The actor opens up on Ante Sundaraniki, what makes its director Vivek Athreya a great find for Telugu cinema and the brand of comedy that the film would be known for
Last Updated: 04.19 PM, Jun 08, 2022
Nani is the ‘Mr Consistent’ of Telugu cinema. His presence in a film ensures it a minimum guarantee value. Period. His stardom is a result of the audience’s trust in his choices. No other actor has come close to him in displaying earnestness on the screen - no wonder he’s nicknamed the ‘Natural star’.
After a memorable film like Shyam Singha Roy, Nani returns to his comfort zone - a lighthearted comedy with Ante Sundaraniki, directed by Vivek Athreya. He is cast as Sundar, a youngster who feels trapped by the Brahminical conservatism within his family.
In a chat with OTTplay.com, he tells us why the brand of comedy in Ante Sundaraniki is much different from his previous films and how the pan-Indian film trend hasn’t affected the way he chooses his films.
On his continual faith in young, first-time filmmakers:
Many ask me why I keep working with new or debutant directors. Rather than working with established filmmakers, I like to work with those who’ll turn into star directors in the future - that way I would be an integral part of their journey. There’s greater satisfaction in trusting someone in the initial phase of their career than in the time they become big.
Isn’t it a risk to bet on filmmakers with no body of work? How do you trust them?
I always trust my gut feeling. Many people gave me opportunities and trusted me when I was three-four films old and didn’t have a vast body of work. It’s because of them that I’ve come this far. I feel that I need to give that platform to upcoming talented directors too. I don’t overthink if I believe in someone’s potential and take the plunge instantly.
What separates Ante Sundaraniki’s Vivek Athreya from the rest?
From the time Vivek narrated the script to spending time with him on sets, I am very confident that he’d be a celebrated storyteller in the times to come. His writing and story won me over. He is a gem of a director, he has an original voice (which is rare) and doesn’t make films based on trends. Even if we give his script to any other director, none can execute it like him.
How is your comic timing in the film different from your other outings? Did it have to do anything with the orthodox Brahmin backdrop in particular?
While comedy may be my strength, the timing in this film is distinct from all other comic capers I have done so far, be it Nenu Local, Bhale Bhale Magadivoy. Vivek’s writing didn’t give me a chance to behave like Nani from another film. It’s going to be a hilarious ride.
Generally, when actors get to play characters from peculiar backdrops, they tend to overdo it. On most occasions, the slang that Brahmin characters utter in films isn’t close to reality and is exaggerated beyond necessity. That approach may work in full-length comedy entertainers but not a realistic film like Ante Sundaraniki.
Vivek comes from a Brahmin family and has translated all his experiences onto the screen very authentically. There’s a certain relatability that you’ll experience and find parallels between the film’s characters and people in real lives. There’s nothing cinematic about the film.
There’s a certain kind of innocence in Sundar that you bring out so well.
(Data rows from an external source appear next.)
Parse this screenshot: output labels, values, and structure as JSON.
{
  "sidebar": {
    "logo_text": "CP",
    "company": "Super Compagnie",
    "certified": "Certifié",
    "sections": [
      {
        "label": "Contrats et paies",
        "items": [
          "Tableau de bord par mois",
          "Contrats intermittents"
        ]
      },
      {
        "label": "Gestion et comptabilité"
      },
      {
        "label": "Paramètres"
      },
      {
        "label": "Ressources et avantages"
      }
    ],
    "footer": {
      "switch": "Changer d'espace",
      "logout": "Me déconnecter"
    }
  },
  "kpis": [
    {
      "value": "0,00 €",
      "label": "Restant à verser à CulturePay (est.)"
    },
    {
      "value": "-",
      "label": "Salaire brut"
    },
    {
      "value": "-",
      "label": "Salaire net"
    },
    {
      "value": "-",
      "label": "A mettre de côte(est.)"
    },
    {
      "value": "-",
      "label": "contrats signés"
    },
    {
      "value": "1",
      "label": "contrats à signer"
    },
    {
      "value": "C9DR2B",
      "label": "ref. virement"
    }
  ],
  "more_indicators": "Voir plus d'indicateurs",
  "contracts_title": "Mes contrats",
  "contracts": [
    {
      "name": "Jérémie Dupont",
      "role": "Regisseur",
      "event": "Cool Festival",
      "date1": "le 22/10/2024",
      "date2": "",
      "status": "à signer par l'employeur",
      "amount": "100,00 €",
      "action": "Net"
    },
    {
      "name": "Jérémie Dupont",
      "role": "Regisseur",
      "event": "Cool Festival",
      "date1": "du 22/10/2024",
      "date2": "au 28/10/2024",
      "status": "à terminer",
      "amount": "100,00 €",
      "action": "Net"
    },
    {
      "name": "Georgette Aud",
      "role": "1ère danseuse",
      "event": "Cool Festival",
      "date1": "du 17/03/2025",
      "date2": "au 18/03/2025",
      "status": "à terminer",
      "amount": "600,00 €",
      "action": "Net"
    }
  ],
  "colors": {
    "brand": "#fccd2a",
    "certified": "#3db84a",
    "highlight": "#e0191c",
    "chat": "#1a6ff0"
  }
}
Even after so many films in a similar space, how do you bring a freshness to such characters?
I think innocence comes naturally to me. I struggle more if I have to showcase grey shades in a character. Innocence generally comes from the script - even if you have actors who could bring that out, you can’t salvage it if you don’t have a good story. I remember Vivek telling me that Sundar is innocent and mischievous at the same time; the challenge was to make him likeable. I had to bring a child-like quality to my performance. I think we’ve got the balance right.
From what we understand, there’s more to film beyond the interfaith marriage conflict…
There are two layers to the story - one I can reveal and the other, you’ll know after the release. The obvious one is of course the interfaith marriage angle, it’s only a subplot. The film is based on a different aspect altogether. Let’s reserve the surprise for the theatres. I’m saying this because I don’t want to kill the joy you may experience otherwise.
The film tells the story of a youngster who’s desperate to go to the US someday. Did you have any such plans before you became an actor?
Keeping the hope aside, I never felt I stood a chance to land in the US. We are a bunch of 16 cousins - 15 of them stay there. I was deemed the loser and no one expected me to settle there. Many years ago, I was witness to this desperation to go to the US. In case one’s plan didn’t work, they weren’t considered marriage material at all. In Ante Sundaraniki, the parents don’t want Sundar to go to the US, but he has a reason to go there - why? You’ll know soon.
Till Shyam Singha Roy, you’ve picked scripts that are genuinely aimed at a Telugu audience. However, with your stardom expanding across other markets, is there an attempt to look at stories from a different lens?
When someone looks at my filmography I don’t think I would come across as an actor who plays by conventions. I always went against the tide, choosing films not suggested by anyone and taking risks. I’ve selected technicians, directors, and stories that didn’t go with a trend and never had a success formula in mind. I always choose films that I would like to see on the big screen and this will never change.